- Information:
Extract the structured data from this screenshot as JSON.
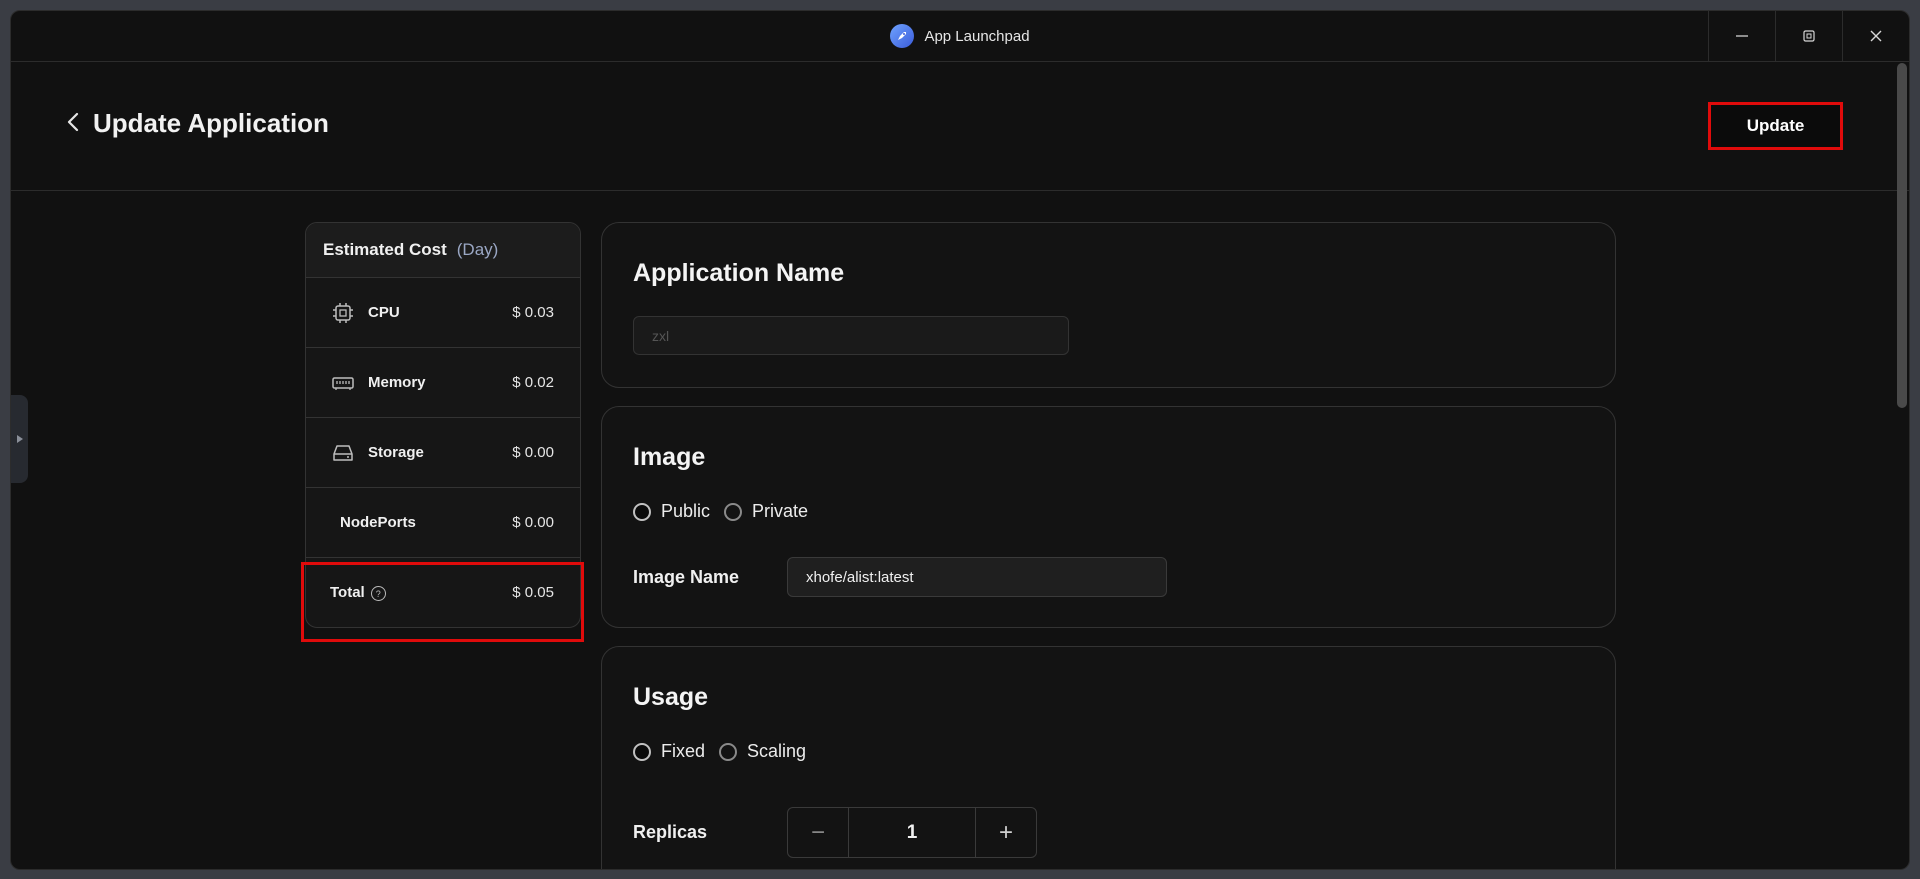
{
  "window": {
    "title": "App Launchpad"
  },
  "header": {
    "title": "Update Application",
    "update_label": "Update"
  },
  "cost": {
    "title": "Estimated Cost",
    "period": "(Day)",
    "rows": [
      {
        "icon": "cpu-icon",
        "label": "CPU",
        "value": "$ 0.03"
      },
      {
        "icon": "memory-icon",
        "label": "Memory",
        "value": "$ 0.02"
      },
      {
        "icon": "storage-icon",
        "label": "Storage",
        "value": "$ 0.00"
      },
      {
        "icon": "",
        "label": "NodePorts",
        "value": "$ 0.00"
      }
    ],
    "total": {
      "label": "Total",
      "value": "$ 0.05"
    }
  },
  "app_name": {
    "title": "Application Name",
    "value": "zxl"
  },
  "image": {
    "title": "Image",
    "options": [
      "Public",
      "Private"
    ],
    "name_label": "Image Name",
    "name_value": "xhofe/alist:latest"
  },
  "usage": {
    "title": "Usage",
    "options": [
      "Fixed",
      "Scaling"
    ],
    "replicas_label": "Replicas",
    "replicas_value": "1",
    "minus": "−",
    "plus": "+"
  },
  "colors": {
    "highlight": "#e00b0b",
    "background": "#111111"
  }
}
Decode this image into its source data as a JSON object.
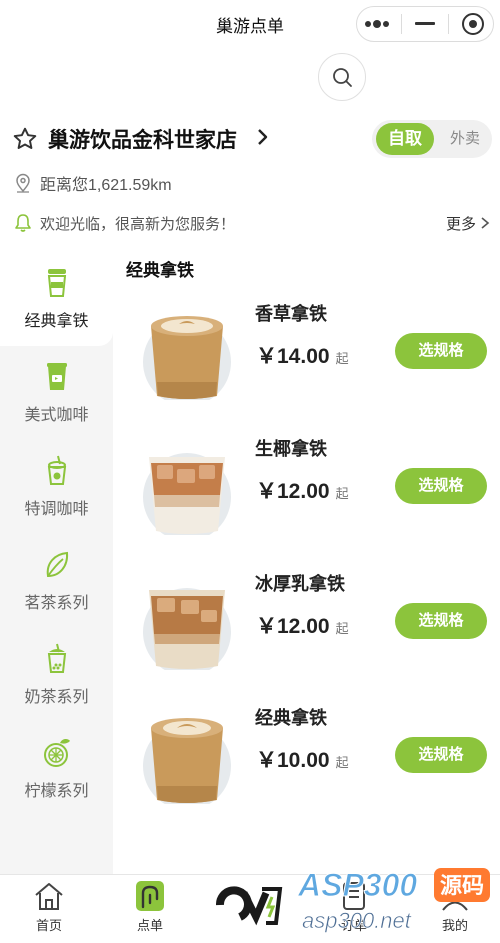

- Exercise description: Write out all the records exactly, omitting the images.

- Solution to this problem:
Extract the structured data from this screenshot as JSON.
{
  "window": {
    "title": "App Launchpad"
  },
  "header": {
    "title": "Update Application",
    "update_label": "Update"
  },
  "cost": {
    "title": "Estimated Cost",
    "period": "(Day)",
    "rows": [
      {
        "icon": "cpu-icon",
        "label": "CPU",
        "value": "$ 0.03"
      },
      {
        "icon": "memory-icon",
        "label": "Memory",
        "value": "$ 0.02"
      },
      {
        "icon": "storage-icon",
        "label": "Storage",
        "value": "$ 0.00"
      },
      {
        "icon": "",
        "label": "NodePorts",
        "value": "$ 0.00"
      }
    ],
    "total": {
      "label": "Total",
      "value": "$ 0.05"
    }
  },
  "app_name": {
    "title": "Application Name",
    "value": "zxl"
  },
  "image": {
    "title": "Image",
    "options": [
      "Public",
      "Private"
    ],
    "name_label": "Image Name",
    "name_value": "xhofe/alist:latest"
  },
  "usage": {
    "title": "Usage",
    "options": [
      "Fixed",
      "Scaling"
    ],
    "replicas_label": "Replicas",
    "replicas_value": "1",
    "minus": "−",
    "plus": "+"
  },
  "colors": {
    "highlight": "#e00b0b",
    "background": "#111111"
  }
}
Decode this image into its source data as a JSON object.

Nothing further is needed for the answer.